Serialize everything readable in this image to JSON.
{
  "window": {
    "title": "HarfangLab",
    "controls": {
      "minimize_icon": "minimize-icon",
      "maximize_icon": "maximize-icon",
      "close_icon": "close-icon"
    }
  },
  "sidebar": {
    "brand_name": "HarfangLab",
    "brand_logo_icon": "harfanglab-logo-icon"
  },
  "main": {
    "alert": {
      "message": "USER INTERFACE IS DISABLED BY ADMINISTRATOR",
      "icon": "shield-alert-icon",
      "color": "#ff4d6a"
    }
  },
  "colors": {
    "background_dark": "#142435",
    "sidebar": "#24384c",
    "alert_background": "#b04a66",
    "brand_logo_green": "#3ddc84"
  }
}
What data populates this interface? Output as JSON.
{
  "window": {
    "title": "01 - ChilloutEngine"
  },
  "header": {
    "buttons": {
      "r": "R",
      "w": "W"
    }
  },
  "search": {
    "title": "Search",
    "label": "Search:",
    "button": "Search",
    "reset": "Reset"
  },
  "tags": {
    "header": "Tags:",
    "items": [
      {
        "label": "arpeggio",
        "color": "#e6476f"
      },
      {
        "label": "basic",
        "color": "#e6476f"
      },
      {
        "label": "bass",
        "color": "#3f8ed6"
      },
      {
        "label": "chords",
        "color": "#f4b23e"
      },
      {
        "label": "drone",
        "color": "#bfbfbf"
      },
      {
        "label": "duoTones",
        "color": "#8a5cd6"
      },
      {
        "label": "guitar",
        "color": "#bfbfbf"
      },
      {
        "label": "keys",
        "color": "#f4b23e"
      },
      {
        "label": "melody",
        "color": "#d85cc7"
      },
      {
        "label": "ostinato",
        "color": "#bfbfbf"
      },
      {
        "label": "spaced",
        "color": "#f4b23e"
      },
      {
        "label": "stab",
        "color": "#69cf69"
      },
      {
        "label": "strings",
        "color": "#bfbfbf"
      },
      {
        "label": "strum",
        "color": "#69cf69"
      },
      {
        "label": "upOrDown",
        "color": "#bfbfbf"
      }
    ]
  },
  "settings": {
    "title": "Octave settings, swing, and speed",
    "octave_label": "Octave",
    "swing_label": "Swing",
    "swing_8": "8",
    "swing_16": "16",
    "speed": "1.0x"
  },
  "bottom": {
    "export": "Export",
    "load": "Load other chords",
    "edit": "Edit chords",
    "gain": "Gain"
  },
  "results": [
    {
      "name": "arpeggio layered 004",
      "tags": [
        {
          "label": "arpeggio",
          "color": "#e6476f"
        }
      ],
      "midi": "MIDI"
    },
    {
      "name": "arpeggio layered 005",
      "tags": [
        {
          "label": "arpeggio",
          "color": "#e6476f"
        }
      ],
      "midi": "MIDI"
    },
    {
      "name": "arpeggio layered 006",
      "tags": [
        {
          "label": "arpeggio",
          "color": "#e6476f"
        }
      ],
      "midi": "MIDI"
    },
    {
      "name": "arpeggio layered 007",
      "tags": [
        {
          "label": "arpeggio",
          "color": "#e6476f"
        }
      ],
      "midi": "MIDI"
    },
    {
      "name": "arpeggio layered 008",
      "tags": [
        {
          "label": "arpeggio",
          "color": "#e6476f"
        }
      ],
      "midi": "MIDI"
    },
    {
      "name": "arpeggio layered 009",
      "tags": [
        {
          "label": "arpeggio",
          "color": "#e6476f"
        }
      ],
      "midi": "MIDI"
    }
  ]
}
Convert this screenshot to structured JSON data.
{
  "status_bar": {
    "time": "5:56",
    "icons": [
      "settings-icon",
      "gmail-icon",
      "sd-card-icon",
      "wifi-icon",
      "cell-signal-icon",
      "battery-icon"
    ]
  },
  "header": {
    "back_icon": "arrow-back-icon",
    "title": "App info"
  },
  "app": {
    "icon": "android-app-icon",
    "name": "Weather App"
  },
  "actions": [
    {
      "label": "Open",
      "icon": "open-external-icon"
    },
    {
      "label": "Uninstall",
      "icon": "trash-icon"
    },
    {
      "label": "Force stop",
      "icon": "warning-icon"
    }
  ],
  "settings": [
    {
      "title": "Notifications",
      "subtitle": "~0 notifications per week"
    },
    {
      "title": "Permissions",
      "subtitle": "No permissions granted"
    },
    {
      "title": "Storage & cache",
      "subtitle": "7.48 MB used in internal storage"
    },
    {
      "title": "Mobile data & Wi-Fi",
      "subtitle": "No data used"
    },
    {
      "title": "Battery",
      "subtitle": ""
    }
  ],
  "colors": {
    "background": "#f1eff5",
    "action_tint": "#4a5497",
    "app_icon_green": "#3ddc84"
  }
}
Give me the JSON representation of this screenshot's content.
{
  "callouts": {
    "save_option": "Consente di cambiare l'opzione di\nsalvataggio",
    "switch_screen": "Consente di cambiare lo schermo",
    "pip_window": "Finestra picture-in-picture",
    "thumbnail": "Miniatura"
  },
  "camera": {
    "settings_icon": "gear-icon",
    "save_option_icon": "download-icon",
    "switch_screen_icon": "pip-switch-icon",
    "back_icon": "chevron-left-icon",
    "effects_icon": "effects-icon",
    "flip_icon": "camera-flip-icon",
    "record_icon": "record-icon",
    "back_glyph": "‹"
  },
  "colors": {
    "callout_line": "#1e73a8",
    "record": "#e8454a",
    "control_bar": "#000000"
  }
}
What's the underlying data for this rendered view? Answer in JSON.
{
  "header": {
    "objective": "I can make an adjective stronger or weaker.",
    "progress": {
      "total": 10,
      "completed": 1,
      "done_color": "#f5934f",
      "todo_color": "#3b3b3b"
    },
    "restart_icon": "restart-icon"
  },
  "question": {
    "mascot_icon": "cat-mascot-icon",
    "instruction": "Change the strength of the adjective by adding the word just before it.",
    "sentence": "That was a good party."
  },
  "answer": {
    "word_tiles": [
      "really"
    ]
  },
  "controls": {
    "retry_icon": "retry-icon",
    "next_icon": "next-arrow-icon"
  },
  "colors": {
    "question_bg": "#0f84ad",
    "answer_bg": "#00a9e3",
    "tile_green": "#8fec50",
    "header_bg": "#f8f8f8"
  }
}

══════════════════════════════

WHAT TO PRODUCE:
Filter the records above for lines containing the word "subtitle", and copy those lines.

WRITTEN SOLUTION:
      "subtitle": "~0 notifications per week"
      "subtitle": "No permissions granted"
      "subtitle": "7.48 MB used in internal storage"
      "subtitle": "No data used"
      "subtitle": ""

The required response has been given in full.